The Catholic Ceremony, Part Three

Last we left off, we talked about the Rite of Marriage during the mass.  Now, we’re moving on to the basic parts of mass that are included in ALL masses in the Catholic Church, not just a wedding mass.  What am I talking about?  The Liturgy of the Eucharist of course!

The Liturgy of the Eucharist is, I would argue, one of the most, if not the most, important part of mass.  This is where we, as Catholics, believe that the bread and wine we are about to eat and drink actually transforms and becomes the body and blood of Christ.  The liturgy of the Eucharist centers upon the altar, which we as Catholics believe is both a place of sacrifice as well as the table from which as Christians we are “fed.”  The themes of sacrifice, thanksgiving and meal dominate this part of the mass. 

Preparation of the Gifts:  Gift bearers will bring up the bread and wine, as well as gifts for the poor (this can be a monetary donation or a basket of goods to be delivered to the local food pantry).  We have chosen our mothers as our gift bearers, as we are not having a unity candle as part of our ceremony (something I will speak to in my next post!).

Prayer over the Gifts:  The priest will perform the rituals of transforming the Eucharist into the body and blood of Christ.

Eucharistic Prayer: The acclamations of this prayer are sung (Holy, Holy; Christ has died; and Amen).  The priest will then continue his prayer and rituals over the Eucharist.

Lord’s Prayer:  Together, everyone assembled prays the Lord’s Prayer.

Rite of Peace:  This is when peace and blessings are shared with those around you.  Usually you will shake hands (or hug those you know) and offer, “Peace Be With You.”  The Sign of Peace always gives me warm fuzzies inside—it’s a great way to connect with other parishioners.  At our wedding, we will go share this greeting with our parents.

Communion:  A song will be sung as those members of the assembly who are Catholic will come forward for communion—a piece of the bread (which is a flat, wafer-like disc), and a sip of the wine (usually blush or red in color). 

Bread and Wine
This what the bread and wine typically look like.
(Click here for the
Fabulous Source of the above photo—
seriously, she is a rocking photog!)

Prayer after Communion:    The priest will lead a prayer of thanksgiving after communion is over.

So, that’s your basic Liturgy of the Eucharist.  After that, the mass is starting to wind down, ending with the Concluding Rite.

Final Blessing & Dismissal:  There is a final blessing of the couple, followed by the dismissal, in which the priest says “Go in peace to love and serve the Lord.”

Presentation of the Couple:  Usually, the formal presentation of the couple occurs right after the words of dismissal.

Recessional:  A festive instrumental is played as we exit the church!

So, there you have it:  A Catholic Wedding Crash Course in three parts.  The whole thing usually lasts about an hour and 15 minutes or so (normal Catholic masses tend to last anywhere from 50 minutes to an hour).  Stay tuned for tomorrow’s post, where I’ll discuss our music selections (yay!) and some weird dos and don’ts the Catholic Church has laid out.

What is/was your ceremony like?  How long did it last?

Catch up here:
Part One
Part Two

Advertisements

6 Comments

Filed under Ceremony

6 responses to “The Catholic Ceremony, Part Three

  1. Oh my! There’s so much, but how wonderful 🙂

    Our ceremony will be outside overlooking the beach.

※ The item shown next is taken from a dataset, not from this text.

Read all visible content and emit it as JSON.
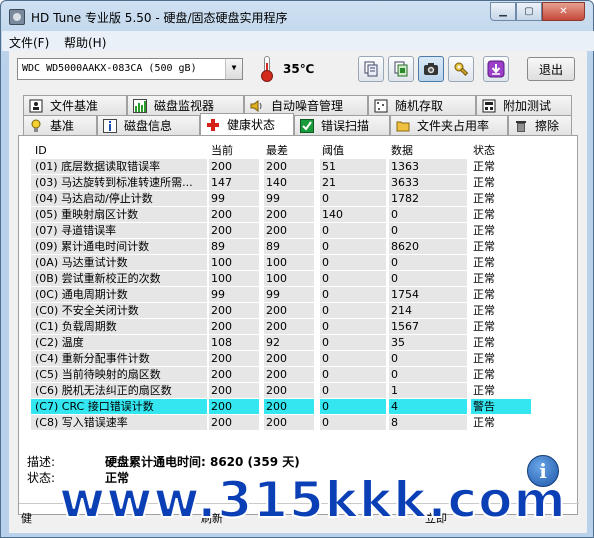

We will have a couple prayers, one opening, one closing, sand unity pouring, a scripture reading, and our vows. I think the whole ceremony will last about 30 minutes at the most. I can’t wait! 🙂

  2. How are you serving Communion at your mass? Our priest is having our MOH and BM serve (they happen to be catholic).

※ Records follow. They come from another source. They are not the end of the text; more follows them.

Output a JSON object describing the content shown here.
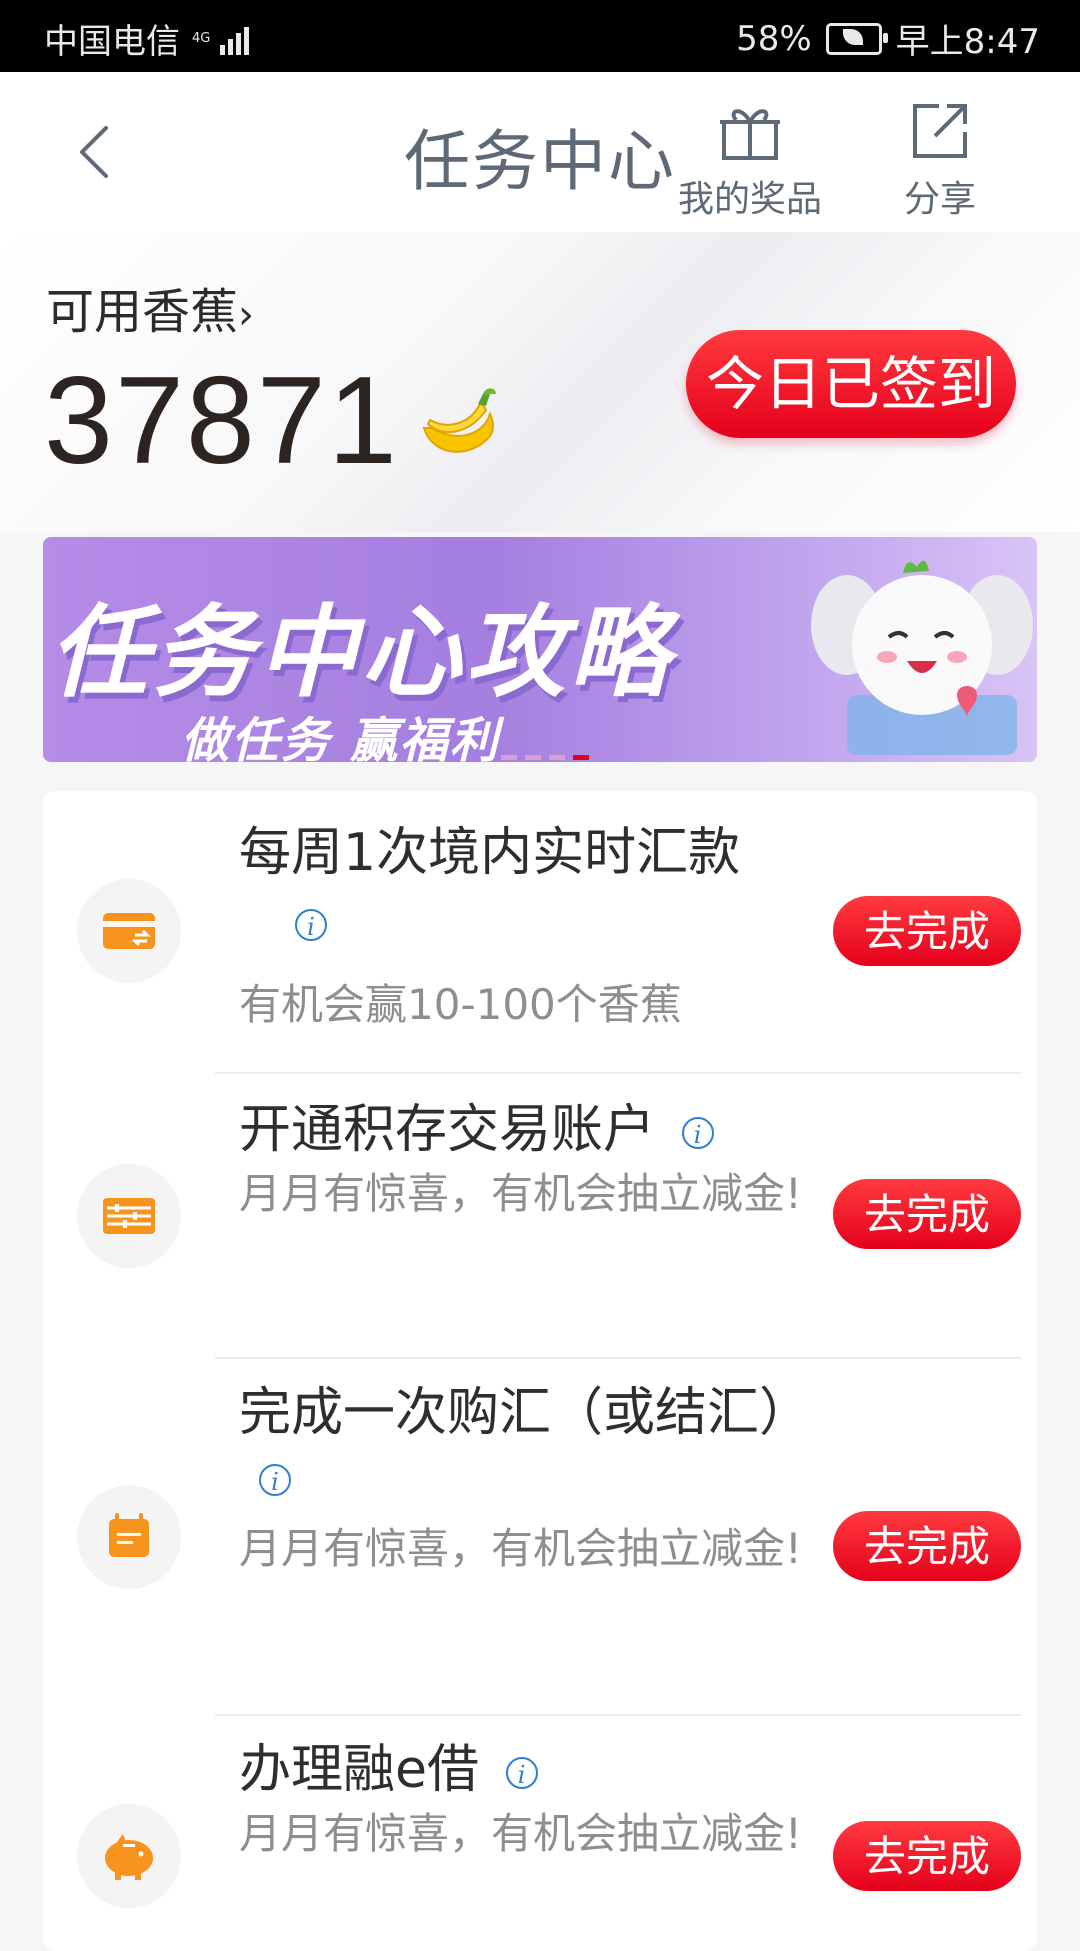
{
  "status_bar": {
    "carrier": "中国电信",
    "network": "4G",
    "battery": "58%",
    "time": "早上8:47"
  },
  "header": {
    "title": "任务中心",
    "prizes_label": "我的奖品",
    "share_label": "分享"
  },
  "balance": {
    "label": "可用香蕉",
    "value": "37871",
    "checkin_label": "今日已签到"
  },
  "banner": {
    "title": "任务中心攻略",
    "subtitle": "做任务 赢福利"
  },
  "tasks": [
    {
      "name": "每周1次境内实时汇款",
      "desc": "有机会赢10-100个香蕉",
      "action": "去完成",
      "icon": "transfer-card-icon"
    },
    {
      "name": "开通积存交易账户",
      "desc": "月月有惊喜，有机会抽立减金!",
      "action": "去完成",
      "icon": "abacus-icon"
    },
    {
      "name": "完成一次购汇（或结汇）",
      "desc": "月月有惊喜，有机会抽立减金!",
      "action": "去完成",
      "icon": "calendar-icon"
    },
    {
      "name": "办理融e借",
      "desc": "月月有惊喜，有机会抽立减金!",
      "action": "去完成",
      "icon": "piggy-bank-icon"
    }
  ],
  "colors": {
    "accent": "#e5001b",
    "icon_orange": "#f7941d",
    "header_text": "#5d6976"
  }
}
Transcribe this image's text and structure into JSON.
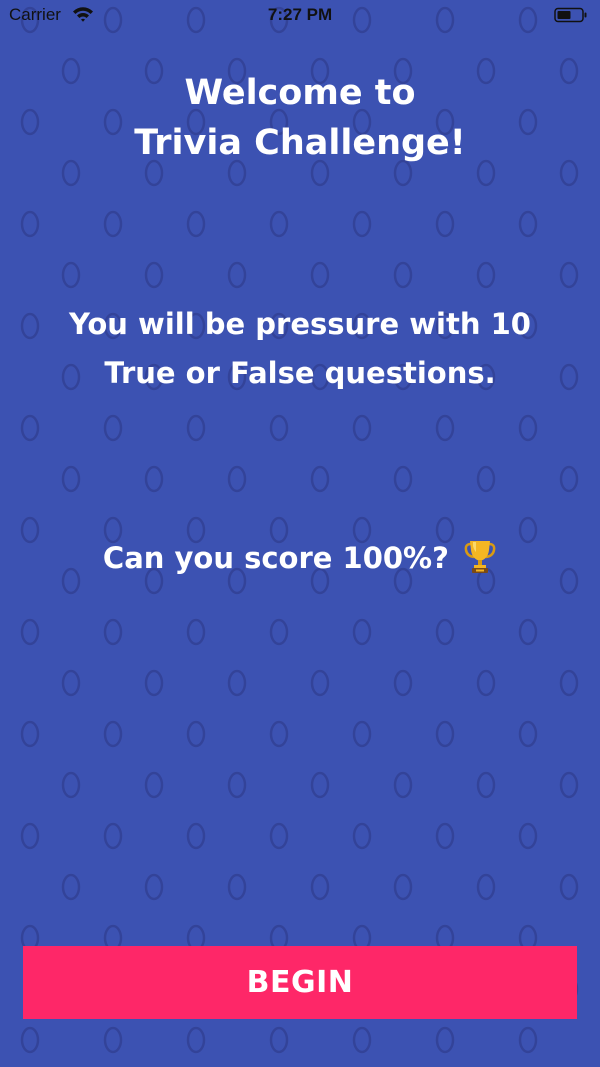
{
  "status_bar": {
    "carrier": "Carrier",
    "time": "7:27 PM"
  },
  "title": {
    "line1": "Welcome to",
    "line2": "Trivia Challenge!"
  },
  "rules": {
    "line1": "You will be pressure with 10",
    "line2": "True or False questions."
  },
  "challenge": {
    "text": "Can you score 100%?",
    "icon": "trophy-icon"
  },
  "begin_button": {
    "label": "BEGIN"
  },
  "colors": {
    "background": "#3c52b2",
    "pattern": "#334399",
    "button": "#fe2768",
    "text": "#ffffff"
  }
}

    I’m super interested at what songs you have picked for the ceremony. It’s fun to realize that there is another person out there doing the full mass.

  3. amyc13

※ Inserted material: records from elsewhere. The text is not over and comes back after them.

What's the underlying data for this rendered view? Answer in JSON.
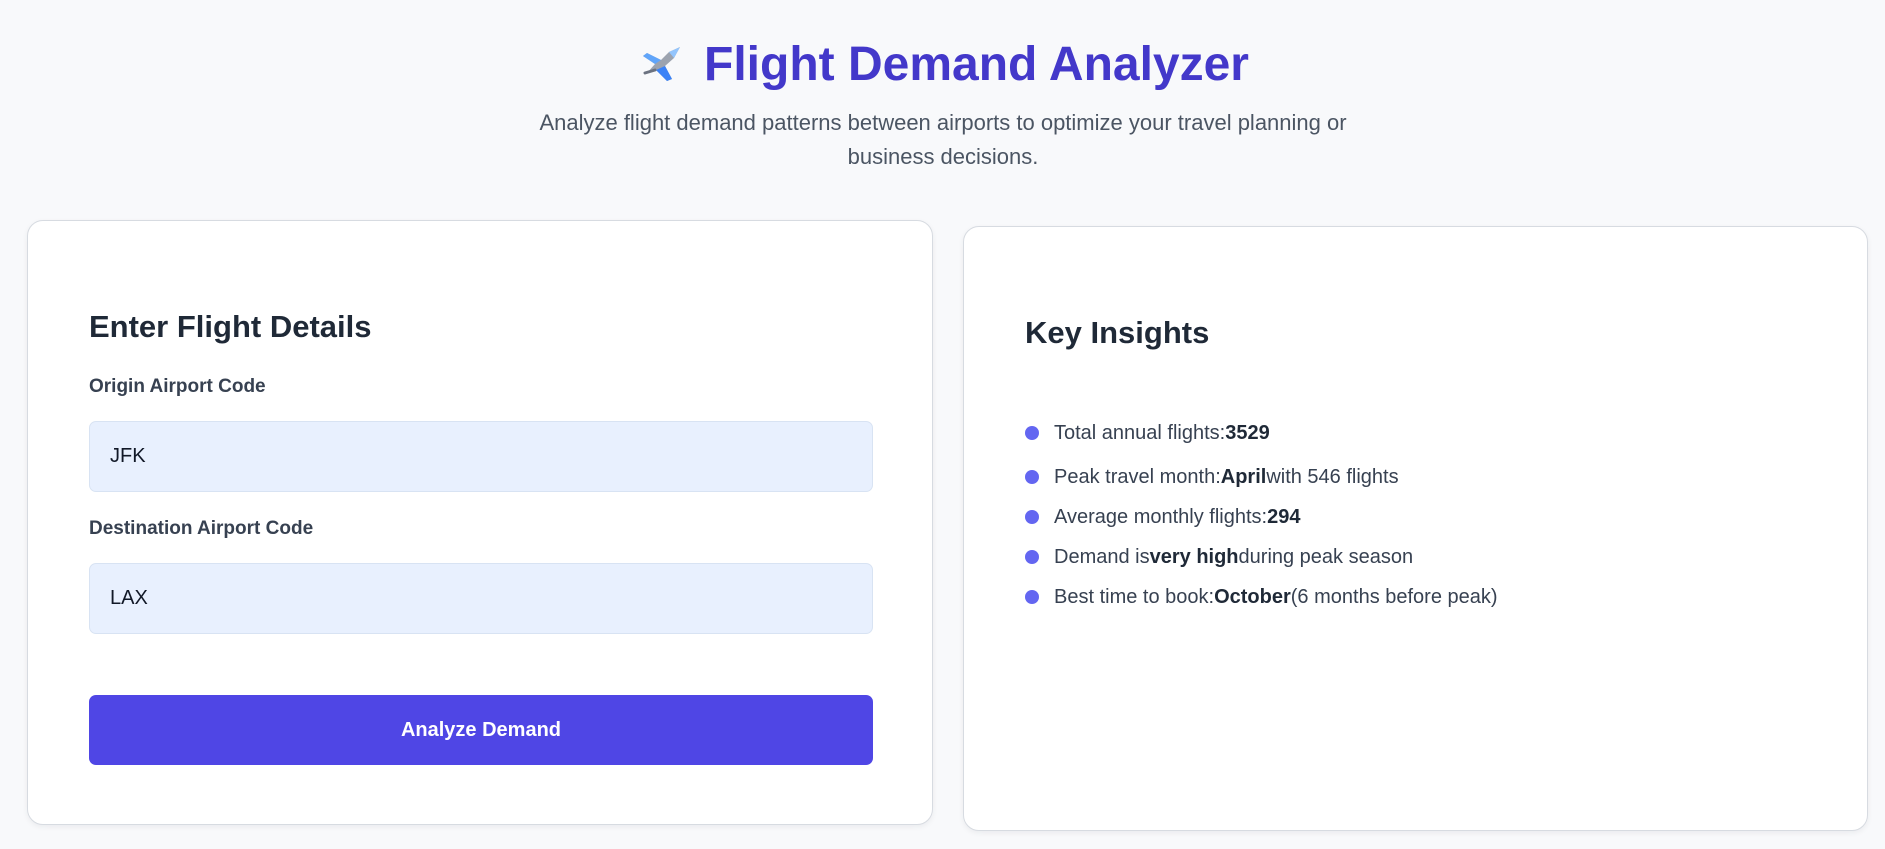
{
  "header": {
    "title": "Flight Demand Analyzer",
    "subtitle": "Analyze flight demand patterns between airports to optimize your travel planning or business decisions.",
    "title_icon": "airplane-icon",
    "accent_color": "#4338ca"
  },
  "form": {
    "title": "Enter Flight Details",
    "origin": {
      "label": "Origin Airport Code",
      "value": "JFK"
    },
    "destination": {
      "label": "Destination Airport Code",
      "value": "LAX"
    },
    "button_label": "Analyze Demand",
    "button_color": "#4f46e5",
    "input_background": "#e8f0fe"
  },
  "insights": {
    "title": "Key Insights",
    "bullet_color": "#6366f1",
    "items": [
      {
        "prefix": "Total annual flights: ",
        "strong": "3529",
        "suffix": ""
      },
      {
        "prefix": "Peak travel month: ",
        "strong": "April",
        "suffix": " with 546 flights"
      },
      {
        "prefix": "Average monthly flights: ",
        "strong": "294",
        "suffix": ""
      },
      {
        "prefix": "Demand is ",
        "strong": "very high",
        "suffix": " during peak season"
      },
      {
        "prefix": "Best time to book: ",
        "strong": "October",
        "suffix": " (6 months before peak)"
      }
    ]
  }
}
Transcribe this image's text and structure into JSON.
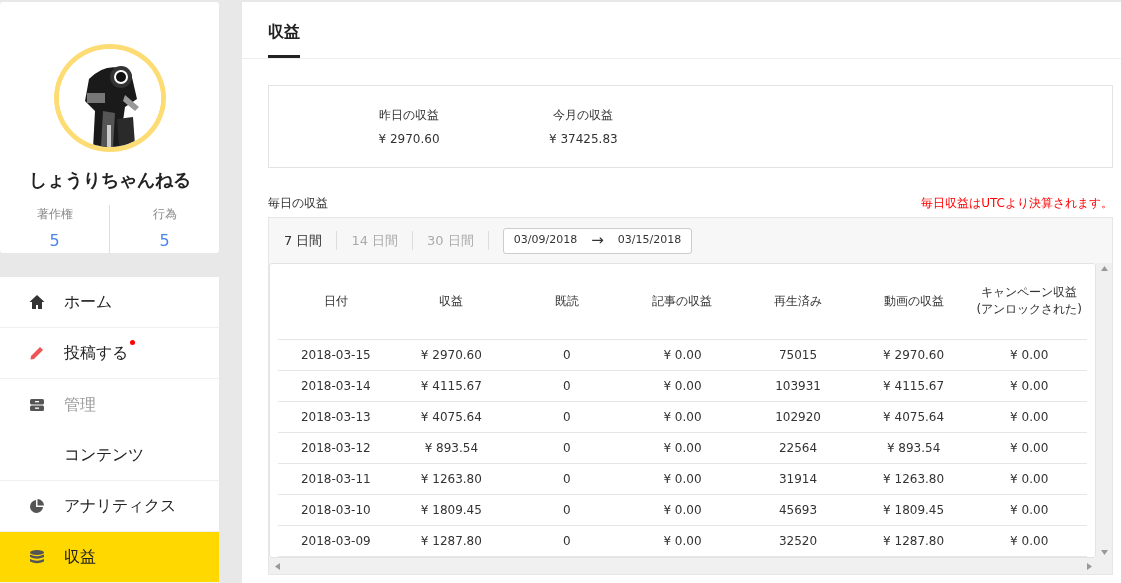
{
  "profile": {
    "name": "しょうりちゃんねる",
    "stats": [
      {
        "label": "著作権",
        "value": "5"
      },
      {
        "label": "行為",
        "value": "5"
      }
    ]
  },
  "menu": [
    {
      "label": "ホーム",
      "kind": "item",
      "selected": false,
      "notification": false
    },
    {
      "label": "投稿する",
      "kind": "item",
      "selected": false,
      "notification": true
    },
    {
      "label": "管理",
      "kind": "group",
      "selected": false,
      "notification": false
    },
    {
      "label": "コンテンツ",
      "kind": "sub",
      "selected": false,
      "notification": false
    },
    {
      "label": "アナリティクス",
      "kind": "item",
      "selected": false,
      "notification": false
    },
    {
      "label": "収益",
      "kind": "item",
      "selected": true,
      "notification": false
    }
  ],
  "page_title": "収益",
  "summary": [
    {
      "label": "昨日の収益",
      "value": "¥ 2970.60"
    },
    {
      "label": "今月の収益",
      "value": "¥ 37425.83"
    }
  ],
  "daily": {
    "title": "毎日の収益",
    "note": "毎日収益はUTCより決算されます。",
    "periods": [
      {
        "label": "7 日間",
        "selected": true
      },
      {
        "label": "14 日間",
        "selected": false
      },
      {
        "label": "30 日間",
        "selected": false
      }
    ],
    "date_from": "03/09/2018",
    "arrow": "→",
    "date_to": "03/15/2018"
  },
  "table": {
    "columns": [
      "日付",
      "収益",
      "既読",
      "記事の収益",
      "再生済み",
      "動画の収益",
      "キャンペーン収益(アンロックされた)"
    ],
    "rows": [
      [
        "2018-03-15",
        "¥ 2970.60",
        "0",
        "¥ 0.00",
        "75015",
        "¥ 2970.60",
        "¥ 0.00"
      ],
      [
        "2018-03-14",
        "¥ 4115.67",
        "0",
        "¥ 0.00",
        "103931",
        "¥ 4115.67",
        "¥ 0.00"
      ],
      [
        "2018-03-13",
        "¥ 4075.64",
        "0",
        "¥ 0.00",
        "102920",
        "¥ 4075.64",
        "¥ 0.00"
      ],
      [
        "2018-03-12",
        "¥ 893.54",
        "0",
        "¥ 0.00",
        "22564",
        "¥ 893.54",
        "¥ 0.00"
      ],
      [
        "2018-03-11",
        "¥ 1263.80",
        "0",
        "¥ 0.00",
        "31914",
        "¥ 1263.80",
        "¥ 0.00"
      ],
      [
        "2018-03-10",
        "¥ 1809.45",
        "0",
        "¥ 0.00",
        "45693",
        "¥ 1809.45",
        "¥ 0.00"
      ],
      [
        "2018-03-09",
        "¥ 1287.80",
        "0",
        "¥ 0.00",
        "32520",
        "¥ 1287.80",
        "¥ 0.00"
      ]
    ]
  }
}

    Hey Yezelbelle!

    You’re right, it is exciting knowing someone else who is doing a full mass!

    As far as communion goes, our church has us choose two communion ministers. We are having my fiance’s high school mentor (who coincidentally is a Franciscan Brother), and my fiance’s dad do it. We figured that was a nice way to honor both of them, since the father of the groom doesn’t really have a lot of roles on the wedding day (the father of the bride sort of takes the spotlight, haha!).

    I am excited about our music too–at first I thought I was going to feel constrained, but I am so happy with everything we chose. Look for that post tomorrow! 🙂

  4. A full mass is a beautiful service, I have been to several before. So touching and full of ritual. Our service is very different than a Catholic mass but is perfect for us. We are having an outdoor self uniting Quaker wedding ceremony. It is nice to read about everyone’s individual and very personal choices. 🙂

  5. Pingback: The Catholic Ceremony, Part 4 « Little Miss Wedding Planner

  6. Pingback: Help Us Pick a Wedding Photo « The Bookworm Wife

Leave a Reply

Fill in your details below or click an icon to log in:

WordPress.com Logo

You are commenting using your WordPress.com account. Log Out / Change )

Twitter picture

You are commenting using your Twitter account. Log Out / Change )

Facebook photo

You are commenting using your Facebook account. Log Out / Change )

Google+ photo

You are commenting using your Google+ account. Log Out / Change )

Connecting to %s